The lights are expected to appear in the sky on July 12 and 13, which is Wednesday and Thursday of this week. Most of these phenomena are caused by solar winds coming in from the sun and striking Earth’s magnetic field, and this time will be no different. According to the University of Alaska Fairbanks Geophysical Institute, auroral activity will be higher than normal on July 13, with some highly active lights visible throughout Canada and the U.S.

While it’s possible you’ll be able to see them on Wednesday, the brunt of the auroras will likely be the most visible on Thursday. However, as Space Weather Watch notes on Twitter, these possibilities are not guaranteed, and currently, there may also be evidence that suggests there will be no aurora activity.

aurora northern lights
A photograph of the Northern Lights. Image source: jamenpercy/Adobe

However, the activity expected to cause these events would need to happen between Monday and Tuesday, taking several hours to days to reach Earth. As such, we’ll need to continue to watch the solar weather to see how things play out. As Space Weather Watch notes, there doesn’t appear to have been any kind of solar activity to drive these widespread aurora sightings. That could change, though.

Now, if things go as many hope and expect, several states in the northern part of the United States could get glimpses of the northern lights this July. As such, those down in Texas or New Mexico shouldn’t expect to see any kind of light displays in the sky. We have seen auroras appear in New Mexico in the past, though, so it isn’t unheard of with the right circumstances.

According to USA Today, the university predicts that auroras will be visible in the night sky “from Inuvik, Yellowknife, Rankin and Iqaluit to Vancouver, Helena, Minneapolis, Milwaukee, Bay City, Toronto, Montpelier, and Charlottetown, and visible low on the horizon from Salem, Boise, Cheyenne, Lincoln, Indianapolis and Annapolis.”

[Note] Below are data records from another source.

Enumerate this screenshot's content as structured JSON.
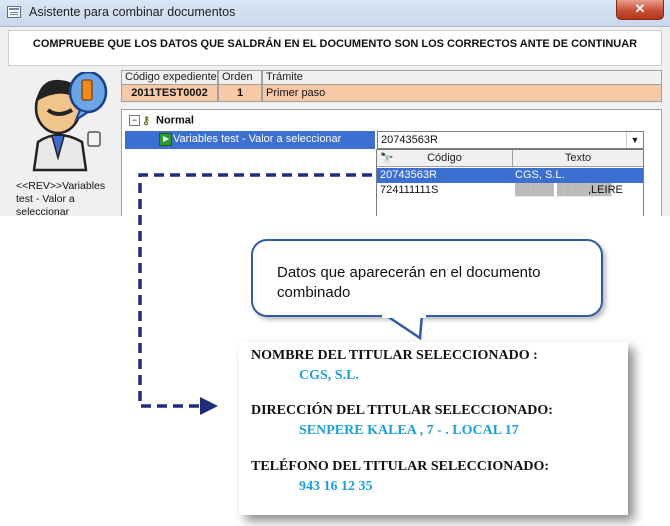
{
  "window": {
    "title": "Asistente para combinar documentos",
    "close_glyph": "✕"
  },
  "banner": {
    "text": "COMPRUEBE QUE LOS DATOS QUE SALDRÁN EN EL DOCUMENTO SON LOS CORRECTOS ANTE DE CONTINUAR"
  },
  "left_panel": {
    "icon": "user-wizard-icon",
    "label": "<<REV>>Variables test - Valor a seleccionar"
  },
  "record": {
    "headers": [
      "Código expediente",
      "Orden",
      "Trámite"
    ],
    "values": [
      "2011TEST0002",
      "1",
      "Primer paso"
    ]
  },
  "tree": {
    "expander": "−",
    "node_label": "Normal",
    "variable_label": "Variables test - Valor a seleccionar",
    "combo_value": "20743563R",
    "combo_arrow": "▼"
  },
  "dropdown": {
    "headers": [
      "Código",
      "Texto"
    ],
    "rows": [
      {
        "codigo": "20743563R",
        "texto": "CGS, S.L.",
        "selected": true
      },
      {
        "codigo": "724111111S",
        "texto": ",LEIRE",
        "selected": false
      }
    ]
  },
  "callout": {
    "text": "Datos que aparecerán en el documento combinado"
  },
  "document": {
    "fields": [
      {
        "label": "NOMBRE DEL TITULAR SELECCIONADO :",
        "value": "CGS, S.L."
      },
      {
        "label": "DIRECCIÓN DEL TITULAR SELECCIONADO:",
        "value": "SENPERE KALEA , 7 - .  LOCAL 17"
      },
      {
        "label": "TELÉFONO DEL TITULAR SELECCIONADO:",
        "value": "943 16 12 35"
      }
    ]
  },
  "colors": {
    "accent_blue": "#2f5aa8",
    "value_cyan": "#1ca0d8",
    "record_bg": "#f7c9a6",
    "selection": "#3d6fd0"
  }
}
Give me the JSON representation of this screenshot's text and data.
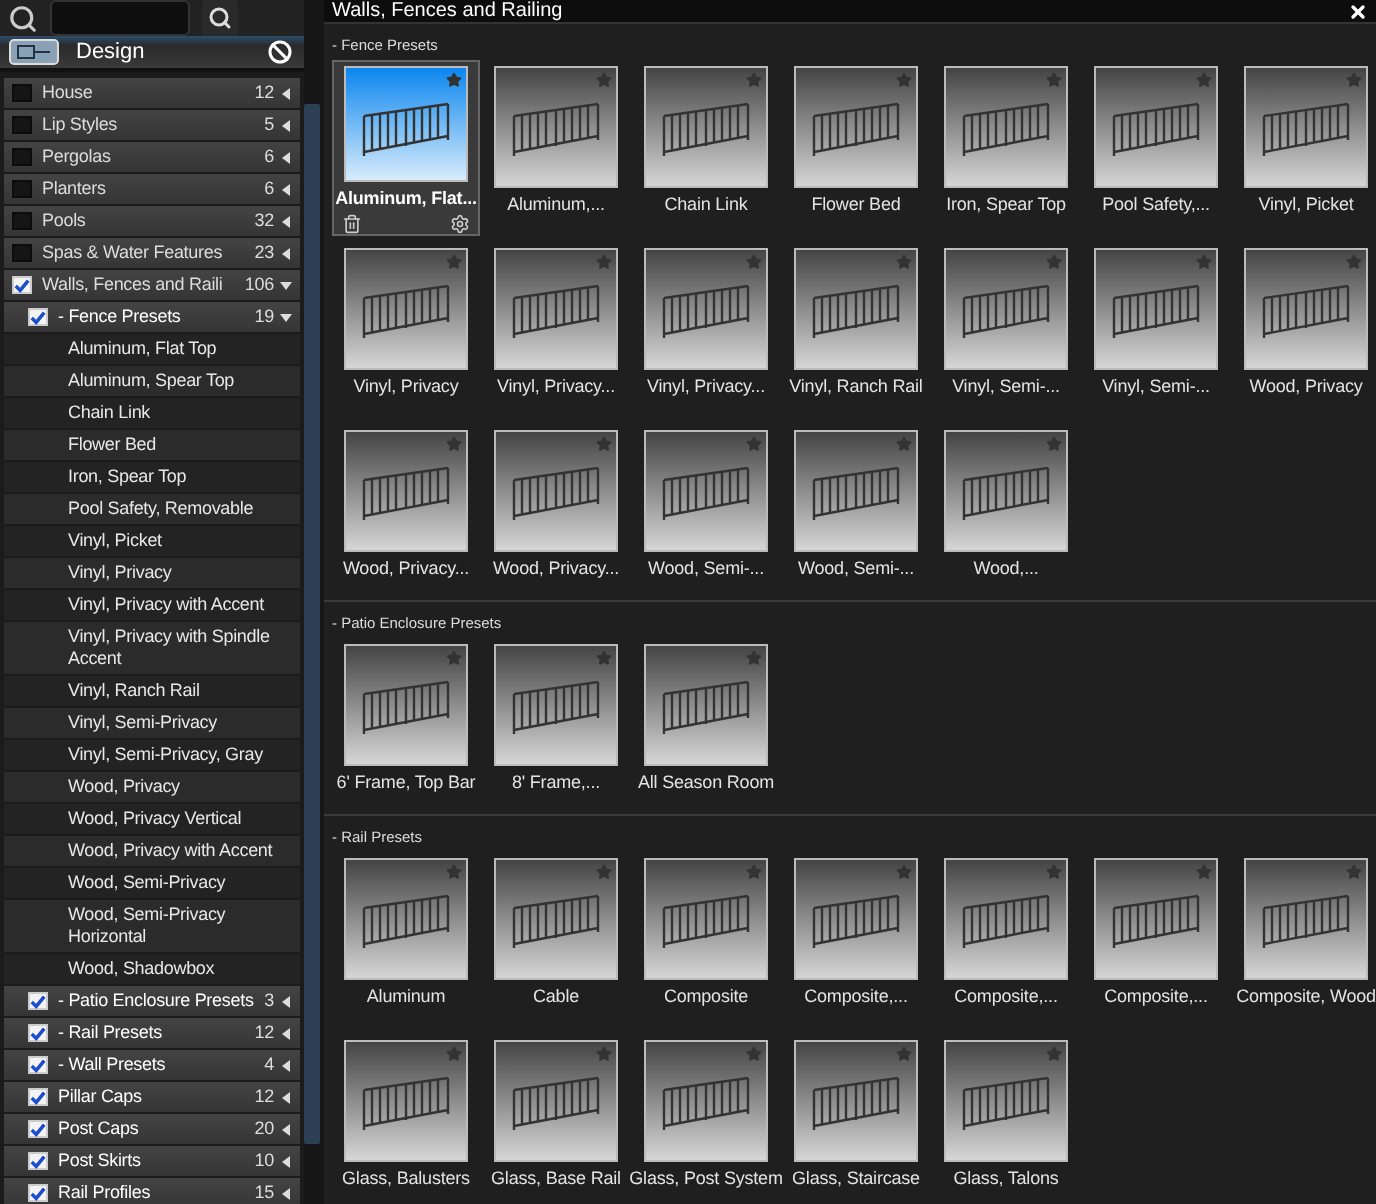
{
  "sidebar": {
    "header": {
      "title": "Design"
    },
    "categories": [
      {
        "label": "House",
        "count": "12",
        "checked": false,
        "expanded": false
      },
      {
        "label": "Lip Styles",
        "count": "5",
        "checked": false,
        "expanded": false
      },
      {
        "label": "Pergolas",
        "count": "6",
        "checked": false,
        "expanded": false
      },
      {
        "label": "Planters",
        "count": "6",
        "checked": false,
        "expanded": false
      },
      {
        "label": "Pools",
        "count": "32",
        "checked": false,
        "expanded": false
      },
      {
        "label": "Spas & Water Features",
        "count": "23",
        "checked": false,
        "expanded": false
      },
      {
        "label": "Walls, Fences and Raili",
        "count": "106",
        "checked": true,
        "expanded": true,
        "children": [
          {
            "label": "- Fence Presets",
            "count": "19",
            "checked": true,
            "expanded": true,
            "children": [
              {
                "label": "Aluminum, Flat Top"
              },
              {
                "label": "Aluminum, Spear Top"
              },
              {
                "label": "Chain Link"
              },
              {
                "label": "Flower Bed"
              },
              {
                "label": "Iron, Spear Top"
              },
              {
                "label": "Pool Safety, Removable"
              },
              {
                "label": "Vinyl, Picket"
              },
              {
                "label": "Vinyl, Privacy"
              },
              {
                "label": "Vinyl, Privacy with Accent"
              },
              {
                "label": "Vinyl, Privacy with Spindle Accent"
              },
              {
                "label": "Vinyl, Ranch Rail"
              },
              {
                "label": "Vinyl, Semi-Privacy"
              },
              {
                "label": "Vinyl, Semi-Privacy, Gray"
              },
              {
                "label": "Wood, Privacy"
              },
              {
                "label": "Wood, Privacy Vertical"
              },
              {
                "label": "Wood, Privacy with Accent"
              },
              {
                "label": "Wood, Semi-Privacy"
              },
              {
                "label": "Wood, Semi-Privacy Horizontal"
              },
              {
                "label": "Wood, Shadowbox"
              }
            ]
          },
          {
            "label": "- Patio Enclosure Presets",
            "count": "3",
            "checked": true,
            "expanded": false
          },
          {
            "label": "- Rail Presets",
            "count": "12",
            "checked": true,
            "expanded": false
          },
          {
            "label": "- Wall Presets",
            "count": "4",
            "checked": true,
            "expanded": false
          },
          {
            "label": "Pillar Caps",
            "count": "12",
            "checked": true,
            "expanded": false
          },
          {
            "label": "Post Caps",
            "count": "20",
            "checked": true,
            "expanded": false
          },
          {
            "label": "Post Skirts",
            "count": "10",
            "checked": true,
            "expanded": false
          },
          {
            "label": "Rail Profiles",
            "count": "15",
            "checked": true,
            "expanded": false
          }
        ]
      }
    ]
  },
  "main": {
    "title": "Walls, Fences and Railing",
    "sections": [
      {
        "title": "- Fence Presets",
        "items": [
          {
            "label": "Aluminum, Flat...",
            "selected": true
          },
          {
            "label": "Aluminum,...",
            "selected": false
          },
          {
            "label": "Chain Link",
            "selected": false
          },
          {
            "label": "Flower Bed",
            "selected": false
          },
          {
            "label": "Iron, Spear Top",
            "selected": false
          },
          {
            "label": "Pool Safety,...",
            "selected": false
          },
          {
            "label": "Vinyl, Picket",
            "selected": false
          },
          {
            "label": "Vinyl, Privacy",
            "selected": false
          },
          {
            "label": "Vinyl, Privacy...",
            "selected": false
          },
          {
            "label": "Vinyl, Privacy...",
            "selected": false
          },
          {
            "label": "Vinyl, Ranch Rail",
            "selected": false
          },
          {
            "label": "Vinyl, Semi-...",
            "selected": false
          },
          {
            "label": "Vinyl, Semi-...",
            "selected": false
          },
          {
            "label": "Wood, Privacy",
            "selected": false
          },
          {
            "label": "Wood, Privacy...",
            "selected": false
          },
          {
            "label": "Wood, Privacy...",
            "selected": false
          },
          {
            "label": "Wood, Semi-...",
            "selected": false
          },
          {
            "label": "Wood, Semi-...",
            "selected": false
          },
          {
            "label": "Wood,...",
            "selected": false
          }
        ]
      },
      {
        "title": "- Patio Enclosure Presets",
        "items": [
          {
            "label": "6' Frame, Top Bar",
            "selected": false
          },
          {
            "label": "8' Frame,...",
            "selected": false
          },
          {
            "label": "All Season Room",
            "selected": false
          }
        ]
      },
      {
        "title": "- Rail Presets",
        "items": [
          {
            "label": "Aluminum",
            "selected": false
          },
          {
            "label": "Cable",
            "selected": false
          },
          {
            "label": "Composite",
            "selected": false
          },
          {
            "label": "Composite,...",
            "selected": false
          },
          {
            "label": "Composite,...",
            "selected": false
          },
          {
            "label": "Composite,...",
            "selected": false
          },
          {
            "label": "Composite, Wood",
            "selected": false
          },
          {
            "label": "Glass, Balusters",
            "selected": false
          },
          {
            "label": "Glass, Base Rail",
            "selected": false
          },
          {
            "label": "Glass, Post System",
            "selected": false
          },
          {
            "label": "Glass, Staircase",
            "selected": false
          },
          {
            "label": "Glass, Talons",
            "selected": false
          }
        ]
      }
    ]
  }
}
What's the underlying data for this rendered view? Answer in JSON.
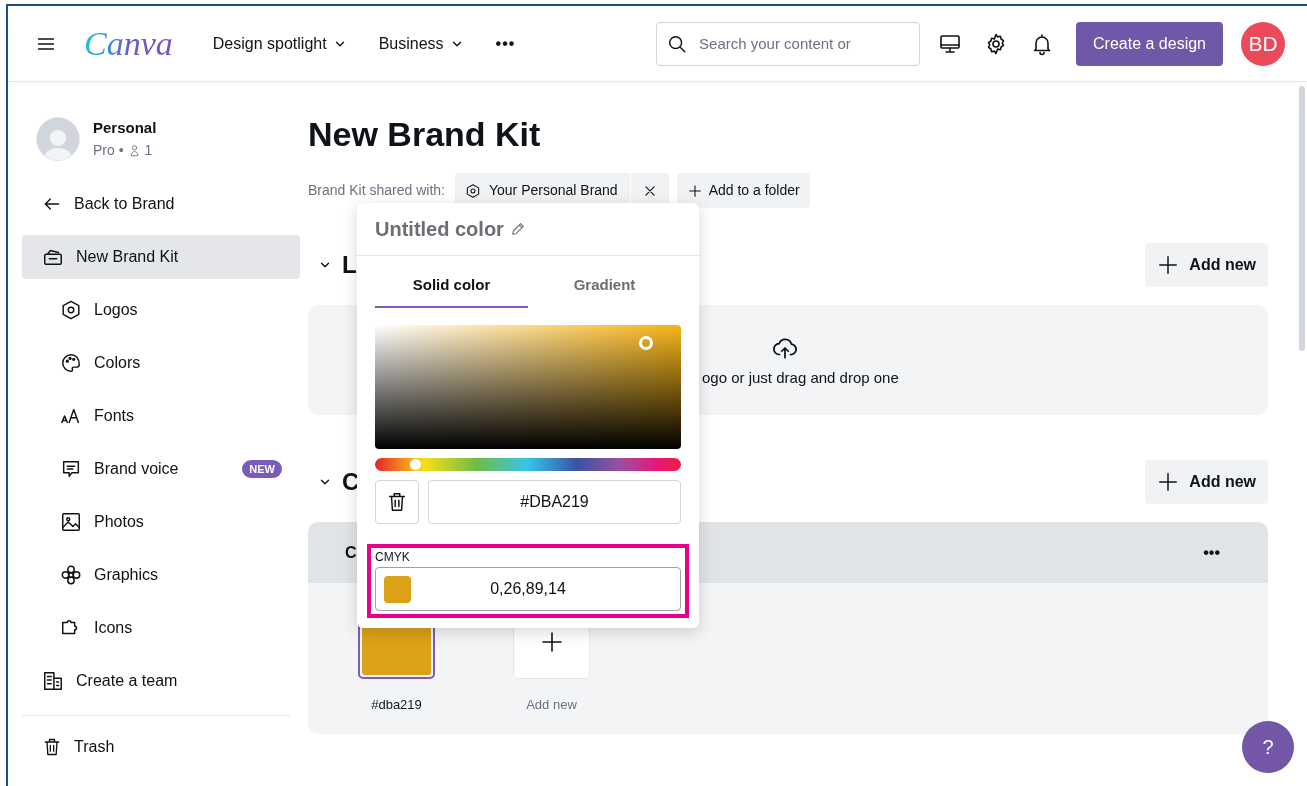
{
  "header": {
    "logo": "Canva",
    "nav": [
      {
        "label": "Design spotlight",
        "dropdown": true
      },
      {
        "label": "Business",
        "dropdown": true
      }
    ],
    "more": "•••",
    "search": {
      "placeholder": "Search your content or"
    },
    "create_button": "Create a design",
    "avatar": "BD"
  },
  "sidebar": {
    "profile": {
      "name": "Personal",
      "plan": "Pro •",
      "members": "1"
    },
    "back": "Back to Brand",
    "items": [
      {
        "label": "New Brand Kit",
        "kind": "kit",
        "selected": true,
        "children": [
          {
            "label": "Logos",
            "kind": "logo",
            "selected": false
          },
          {
            "label": "Colors",
            "kind": "palette",
            "selected": false
          },
          {
            "label": "Fonts",
            "kind": "fonts",
            "selected": false
          },
          {
            "label": "Brand voice",
            "kind": "voice",
            "selected": false,
            "badge": "NEW"
          },
          {
            "label": "Photos",
            "kind": "photo",
            "selected": false
          },
          {
            "label": "Graphics",
            "kind": "graphic",
            "selected": false
          },
          {
            "label": "Icons",
            "kind": "puzzle",
            "selected": false
          }
        ]
      },
      {
        "label": "Create a team",
        "kind": "team",
        "selected": false
      }
    ],
    "trash": "Trash"
  },
  "main": {
    "title": "New Brand Kit",
    "shared_label": "Brand Kit shared with:",
    "shared_chip": "Your Personal Brand",
    "add_folder": "Add to a folder",
    "sections": [
      {
        "heading": "L",
        "expanded": true,
        "add_button": "Add new",
        "kind": "upload",
        "upload_text": "ogo or just drag and drop one"
      },
      {
        "heading": "C",
        "expanded": true,
        "add_button": "Add new",
        "kind": "palette",
        "palette_name": "C",
        "more": "•••",
        "colors": [
          {
            "label": "#dba219",
            "color": "#dba219",
            "selected": true
          }
        ],
        "add_tile": "Add new"
      }
    ]
  },
  "popover": {
    "name": "Untitled color",
    "tabs": [
      {
        "label": "Solid color",
        "selected": true
      },
      {
        "label": "Gradient",
        "selected": false
      }
    ],
    "hue": {
      "level": 0.13
    },
    "hex": "#DBA219",
    "cmyk_label": "CMYK",
    "cmyk": "0,26,89,14",
    "highlighted": true
  },
  "help": "?"
}
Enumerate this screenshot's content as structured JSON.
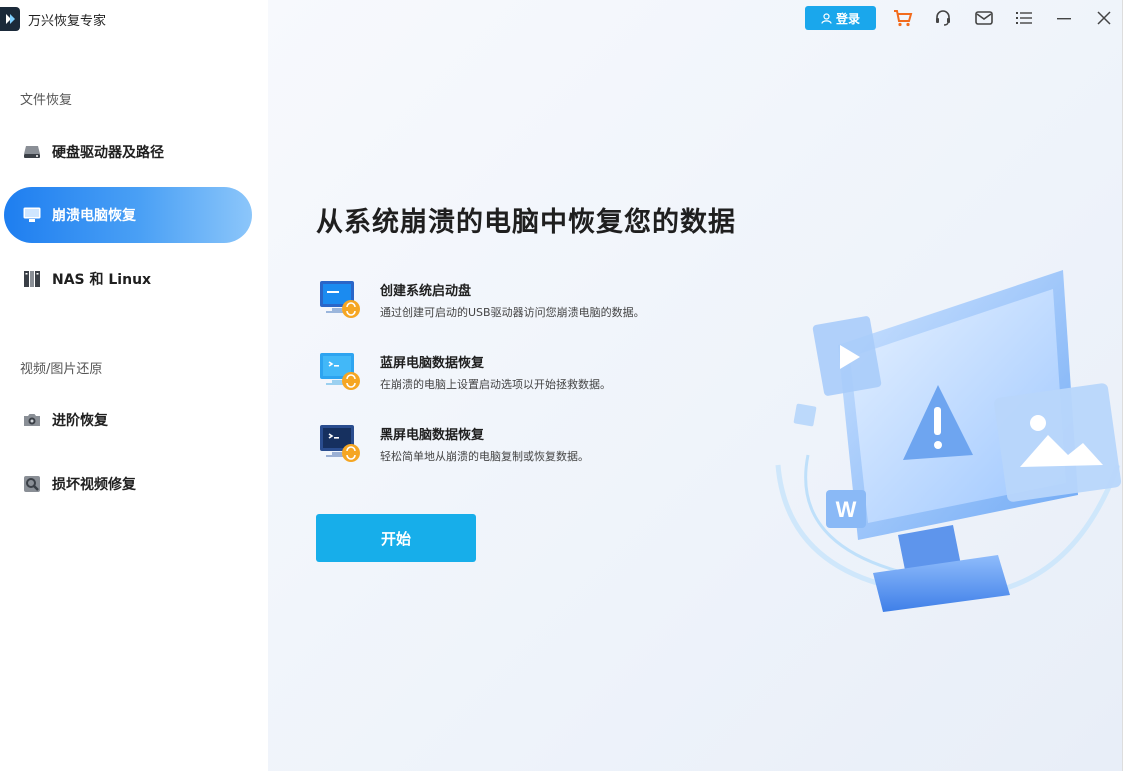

Additionally, here’s a list of the 17 states currently predicted to see the northern lights overhead during the event:

  • Alaska
  • Idaho
  • Indiana
  • Maine
  • Maryland
  • Massachusetts
  • Michigan
  • Minnesota
  • Montana
  • New Hampshire
  • New York
  • North Dakota
  • South Dakota
  • Vermont
  • Washington
  • Wisconsin
  • Wyoming

If you want to get a chance to see these auroras when they come through on July 12 and 13. As a brief reminder, you’ll want to head outside between 10 p.m. and 2 a.m. local time, though these sightings are guaranteed and could change based on very unpredictable solar weather. You’ll also have the best chance of seeing them away from bright city lights, so those who live outside of bigger cities will have the most likely chance of spotting these July northern lights.

Editors note: Article updated July 10 to provide new information on the possibility of aurora sightings during the reported times.

Josh Hawkins has been writing for over a decade, covering science, gaming, and tech culture. He also is a top-rated product reviewer with experience in extensively researched product comparisons, headphones, and gaming devices.

Whenever he isn’t busy writing about tech or gadgets, he can usually be found enjoying a new world in a video game, or tinkering with something on his computer.